TASK TO CARRY OUT
Take every line of the material below that includes the string "label" and copy it out.

RECORDS SUPPLIED
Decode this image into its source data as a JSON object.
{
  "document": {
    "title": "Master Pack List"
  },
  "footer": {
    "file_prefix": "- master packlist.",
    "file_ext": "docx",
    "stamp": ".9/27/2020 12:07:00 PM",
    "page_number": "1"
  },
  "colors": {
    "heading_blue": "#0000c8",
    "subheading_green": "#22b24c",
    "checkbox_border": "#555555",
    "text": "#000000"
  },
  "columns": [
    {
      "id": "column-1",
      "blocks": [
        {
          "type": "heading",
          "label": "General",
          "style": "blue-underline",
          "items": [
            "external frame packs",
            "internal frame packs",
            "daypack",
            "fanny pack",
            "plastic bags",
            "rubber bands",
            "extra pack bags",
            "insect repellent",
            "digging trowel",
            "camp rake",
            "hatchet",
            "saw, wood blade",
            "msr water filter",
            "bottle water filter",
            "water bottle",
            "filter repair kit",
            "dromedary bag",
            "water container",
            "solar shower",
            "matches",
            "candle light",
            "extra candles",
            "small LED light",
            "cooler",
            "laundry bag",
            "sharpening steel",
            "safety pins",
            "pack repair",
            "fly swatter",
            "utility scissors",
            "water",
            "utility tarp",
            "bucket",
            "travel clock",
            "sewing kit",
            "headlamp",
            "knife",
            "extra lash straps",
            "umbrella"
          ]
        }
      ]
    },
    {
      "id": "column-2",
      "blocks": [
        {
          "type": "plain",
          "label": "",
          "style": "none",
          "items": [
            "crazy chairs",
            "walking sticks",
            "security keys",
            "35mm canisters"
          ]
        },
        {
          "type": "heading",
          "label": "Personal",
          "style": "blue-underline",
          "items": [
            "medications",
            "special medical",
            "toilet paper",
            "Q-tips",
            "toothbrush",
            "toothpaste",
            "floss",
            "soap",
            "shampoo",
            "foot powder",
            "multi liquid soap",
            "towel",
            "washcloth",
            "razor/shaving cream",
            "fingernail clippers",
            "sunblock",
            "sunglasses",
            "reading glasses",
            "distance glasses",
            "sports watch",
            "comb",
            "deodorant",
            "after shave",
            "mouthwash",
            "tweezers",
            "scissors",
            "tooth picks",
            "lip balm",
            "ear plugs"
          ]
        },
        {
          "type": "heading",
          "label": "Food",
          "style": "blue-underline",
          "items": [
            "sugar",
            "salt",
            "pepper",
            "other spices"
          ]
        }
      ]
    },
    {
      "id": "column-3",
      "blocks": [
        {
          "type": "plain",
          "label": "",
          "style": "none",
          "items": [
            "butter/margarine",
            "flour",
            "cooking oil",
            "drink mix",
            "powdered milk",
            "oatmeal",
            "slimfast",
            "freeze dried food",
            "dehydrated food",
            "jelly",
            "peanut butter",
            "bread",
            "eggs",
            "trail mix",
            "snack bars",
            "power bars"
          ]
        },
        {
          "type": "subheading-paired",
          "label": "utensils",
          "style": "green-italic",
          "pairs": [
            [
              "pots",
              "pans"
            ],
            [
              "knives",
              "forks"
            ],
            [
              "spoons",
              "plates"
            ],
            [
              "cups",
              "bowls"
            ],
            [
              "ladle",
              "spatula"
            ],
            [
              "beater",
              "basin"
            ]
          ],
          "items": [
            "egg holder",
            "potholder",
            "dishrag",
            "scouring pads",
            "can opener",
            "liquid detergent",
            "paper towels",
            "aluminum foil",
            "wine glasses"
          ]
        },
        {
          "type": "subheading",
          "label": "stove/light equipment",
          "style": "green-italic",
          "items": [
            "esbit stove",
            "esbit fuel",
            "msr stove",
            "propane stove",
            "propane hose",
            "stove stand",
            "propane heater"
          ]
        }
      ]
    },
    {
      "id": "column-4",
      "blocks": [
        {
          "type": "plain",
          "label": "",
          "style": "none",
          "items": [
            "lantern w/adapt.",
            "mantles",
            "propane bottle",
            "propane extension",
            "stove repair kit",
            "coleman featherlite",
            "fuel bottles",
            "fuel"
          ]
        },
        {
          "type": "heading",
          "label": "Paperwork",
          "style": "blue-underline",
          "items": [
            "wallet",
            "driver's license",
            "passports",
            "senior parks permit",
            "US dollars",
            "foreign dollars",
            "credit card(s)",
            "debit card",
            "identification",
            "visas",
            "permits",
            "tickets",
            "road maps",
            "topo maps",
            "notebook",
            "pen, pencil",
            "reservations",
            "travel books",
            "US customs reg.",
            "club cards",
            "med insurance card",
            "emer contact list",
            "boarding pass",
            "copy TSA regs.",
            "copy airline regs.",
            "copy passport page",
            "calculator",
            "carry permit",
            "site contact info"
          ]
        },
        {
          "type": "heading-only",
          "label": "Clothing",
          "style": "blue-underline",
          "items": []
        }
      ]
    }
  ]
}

RESPONSE BOX
          "label": "General",
          "label": "",
          "label": "Personal",
          "label": "Food",
          "label": "",
          "label": "utensils",
          "label": "stove/light equipment",
          "label": "",
          "label": "Paperwork",
          "label": "Clothing",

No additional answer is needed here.